Extracted data entries

====

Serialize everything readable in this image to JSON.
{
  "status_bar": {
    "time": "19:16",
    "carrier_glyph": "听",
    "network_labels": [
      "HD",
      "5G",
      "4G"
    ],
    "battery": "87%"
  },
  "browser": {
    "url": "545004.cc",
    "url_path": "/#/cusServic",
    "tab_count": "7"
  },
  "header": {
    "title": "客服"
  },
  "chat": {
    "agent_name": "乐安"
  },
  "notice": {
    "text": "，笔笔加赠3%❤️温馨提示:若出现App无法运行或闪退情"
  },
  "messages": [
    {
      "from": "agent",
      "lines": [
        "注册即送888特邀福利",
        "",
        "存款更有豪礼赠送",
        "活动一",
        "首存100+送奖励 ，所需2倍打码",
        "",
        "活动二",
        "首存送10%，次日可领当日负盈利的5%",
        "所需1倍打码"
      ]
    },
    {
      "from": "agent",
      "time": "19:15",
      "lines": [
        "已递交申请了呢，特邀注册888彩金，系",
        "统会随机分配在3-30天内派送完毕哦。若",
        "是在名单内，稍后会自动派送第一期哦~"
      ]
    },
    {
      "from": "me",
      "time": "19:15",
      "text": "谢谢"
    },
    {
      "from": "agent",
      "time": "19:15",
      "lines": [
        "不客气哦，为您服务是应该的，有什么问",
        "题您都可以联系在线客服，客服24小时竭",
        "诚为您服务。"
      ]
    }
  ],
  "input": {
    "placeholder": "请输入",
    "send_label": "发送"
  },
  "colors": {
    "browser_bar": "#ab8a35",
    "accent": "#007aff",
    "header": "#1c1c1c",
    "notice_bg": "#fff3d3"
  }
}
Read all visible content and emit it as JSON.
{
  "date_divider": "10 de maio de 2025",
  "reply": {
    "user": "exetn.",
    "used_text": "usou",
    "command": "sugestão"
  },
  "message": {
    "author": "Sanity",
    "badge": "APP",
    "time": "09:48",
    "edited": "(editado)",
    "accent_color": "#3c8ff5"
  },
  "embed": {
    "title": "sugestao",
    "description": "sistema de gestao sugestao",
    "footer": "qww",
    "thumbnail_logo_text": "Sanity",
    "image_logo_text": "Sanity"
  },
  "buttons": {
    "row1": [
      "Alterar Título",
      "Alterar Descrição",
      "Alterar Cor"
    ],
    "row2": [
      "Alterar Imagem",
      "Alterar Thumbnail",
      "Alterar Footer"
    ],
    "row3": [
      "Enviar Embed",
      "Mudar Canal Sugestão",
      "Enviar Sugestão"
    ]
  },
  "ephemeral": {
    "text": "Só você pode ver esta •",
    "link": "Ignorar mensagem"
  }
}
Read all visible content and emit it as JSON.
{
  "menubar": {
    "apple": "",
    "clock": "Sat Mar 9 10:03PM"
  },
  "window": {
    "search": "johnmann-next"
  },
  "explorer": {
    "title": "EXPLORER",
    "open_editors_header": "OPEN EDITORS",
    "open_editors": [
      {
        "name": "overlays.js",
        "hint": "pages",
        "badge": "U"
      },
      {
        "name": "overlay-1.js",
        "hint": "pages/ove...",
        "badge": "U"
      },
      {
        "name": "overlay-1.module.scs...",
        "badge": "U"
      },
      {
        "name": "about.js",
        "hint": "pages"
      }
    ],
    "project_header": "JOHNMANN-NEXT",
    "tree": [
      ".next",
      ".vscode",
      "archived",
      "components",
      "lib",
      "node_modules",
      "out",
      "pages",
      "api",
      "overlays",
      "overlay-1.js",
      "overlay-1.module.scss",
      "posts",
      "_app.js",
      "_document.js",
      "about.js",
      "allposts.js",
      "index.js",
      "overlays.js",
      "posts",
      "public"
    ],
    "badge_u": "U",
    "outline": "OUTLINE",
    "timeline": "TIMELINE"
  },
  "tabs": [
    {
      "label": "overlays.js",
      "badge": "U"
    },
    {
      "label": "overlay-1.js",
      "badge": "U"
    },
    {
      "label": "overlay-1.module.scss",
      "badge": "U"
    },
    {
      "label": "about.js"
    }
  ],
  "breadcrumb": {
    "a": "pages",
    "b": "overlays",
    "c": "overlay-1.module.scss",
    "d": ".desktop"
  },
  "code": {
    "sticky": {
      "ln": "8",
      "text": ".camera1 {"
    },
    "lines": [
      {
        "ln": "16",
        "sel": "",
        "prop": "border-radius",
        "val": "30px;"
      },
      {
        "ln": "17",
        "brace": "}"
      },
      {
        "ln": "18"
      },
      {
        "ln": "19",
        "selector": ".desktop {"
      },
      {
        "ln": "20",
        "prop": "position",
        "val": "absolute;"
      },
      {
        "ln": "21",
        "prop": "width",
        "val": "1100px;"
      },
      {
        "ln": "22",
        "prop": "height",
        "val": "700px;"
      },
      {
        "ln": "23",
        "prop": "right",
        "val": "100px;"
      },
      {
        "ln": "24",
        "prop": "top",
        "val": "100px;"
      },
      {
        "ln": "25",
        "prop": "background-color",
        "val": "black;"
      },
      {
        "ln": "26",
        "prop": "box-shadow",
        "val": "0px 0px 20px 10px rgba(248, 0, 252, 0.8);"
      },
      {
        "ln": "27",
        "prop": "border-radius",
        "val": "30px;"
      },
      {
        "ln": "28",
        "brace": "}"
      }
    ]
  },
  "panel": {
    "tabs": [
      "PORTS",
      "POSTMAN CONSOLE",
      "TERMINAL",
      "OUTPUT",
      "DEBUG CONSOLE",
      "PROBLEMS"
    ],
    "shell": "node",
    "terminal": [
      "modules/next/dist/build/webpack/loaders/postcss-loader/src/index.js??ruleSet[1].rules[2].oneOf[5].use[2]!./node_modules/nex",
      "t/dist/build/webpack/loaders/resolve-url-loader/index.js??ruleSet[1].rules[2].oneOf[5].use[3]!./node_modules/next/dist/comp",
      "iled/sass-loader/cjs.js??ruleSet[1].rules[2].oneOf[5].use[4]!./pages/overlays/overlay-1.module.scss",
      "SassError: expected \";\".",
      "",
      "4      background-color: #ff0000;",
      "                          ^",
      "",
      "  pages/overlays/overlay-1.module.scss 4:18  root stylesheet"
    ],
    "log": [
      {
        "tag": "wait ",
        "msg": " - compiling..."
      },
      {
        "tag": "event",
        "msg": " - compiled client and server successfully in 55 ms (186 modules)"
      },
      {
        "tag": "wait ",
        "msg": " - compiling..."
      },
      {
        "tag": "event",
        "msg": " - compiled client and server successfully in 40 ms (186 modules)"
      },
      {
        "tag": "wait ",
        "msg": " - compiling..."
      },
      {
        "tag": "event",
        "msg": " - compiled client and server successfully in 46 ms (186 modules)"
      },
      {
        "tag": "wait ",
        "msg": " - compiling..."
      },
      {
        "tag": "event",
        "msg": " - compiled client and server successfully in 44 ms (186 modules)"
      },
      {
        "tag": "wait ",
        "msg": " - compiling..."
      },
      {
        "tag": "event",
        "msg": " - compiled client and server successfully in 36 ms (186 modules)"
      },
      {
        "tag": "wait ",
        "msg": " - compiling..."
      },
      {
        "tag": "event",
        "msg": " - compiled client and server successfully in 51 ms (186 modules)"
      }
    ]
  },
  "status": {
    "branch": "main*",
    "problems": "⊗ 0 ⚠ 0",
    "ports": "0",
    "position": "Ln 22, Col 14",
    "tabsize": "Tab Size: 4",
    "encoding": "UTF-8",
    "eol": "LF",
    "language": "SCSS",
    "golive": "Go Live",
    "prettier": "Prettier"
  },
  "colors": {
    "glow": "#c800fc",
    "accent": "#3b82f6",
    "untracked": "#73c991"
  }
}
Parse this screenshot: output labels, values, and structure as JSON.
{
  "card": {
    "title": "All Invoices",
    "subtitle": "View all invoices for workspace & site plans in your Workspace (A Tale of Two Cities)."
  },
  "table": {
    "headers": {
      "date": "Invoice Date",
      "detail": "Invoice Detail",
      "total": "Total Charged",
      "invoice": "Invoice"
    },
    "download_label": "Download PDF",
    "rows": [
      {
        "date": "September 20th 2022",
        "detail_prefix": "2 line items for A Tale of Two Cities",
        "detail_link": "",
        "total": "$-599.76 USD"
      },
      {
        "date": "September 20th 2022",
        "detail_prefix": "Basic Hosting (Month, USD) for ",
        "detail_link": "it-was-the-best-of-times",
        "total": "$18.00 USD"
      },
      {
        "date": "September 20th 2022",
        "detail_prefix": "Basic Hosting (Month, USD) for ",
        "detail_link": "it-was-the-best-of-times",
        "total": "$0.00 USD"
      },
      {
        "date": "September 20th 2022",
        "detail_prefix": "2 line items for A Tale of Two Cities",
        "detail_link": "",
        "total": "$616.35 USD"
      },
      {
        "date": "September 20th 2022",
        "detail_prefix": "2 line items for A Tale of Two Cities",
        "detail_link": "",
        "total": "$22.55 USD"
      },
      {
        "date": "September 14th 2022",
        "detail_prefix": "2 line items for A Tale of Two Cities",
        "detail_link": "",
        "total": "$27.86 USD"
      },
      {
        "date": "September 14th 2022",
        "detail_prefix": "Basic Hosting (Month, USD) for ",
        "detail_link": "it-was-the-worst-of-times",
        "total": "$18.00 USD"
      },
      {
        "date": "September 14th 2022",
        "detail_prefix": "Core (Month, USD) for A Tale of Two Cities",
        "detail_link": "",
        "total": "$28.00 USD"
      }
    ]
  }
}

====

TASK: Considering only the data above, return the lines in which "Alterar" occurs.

TASK RESULT:
      "Alterar Título",
      "Alterar Descrição",
      "Alterar Cor"
      "Alterar Imagem",
      "Alterar Thumbnail",
      "Alterar Footer"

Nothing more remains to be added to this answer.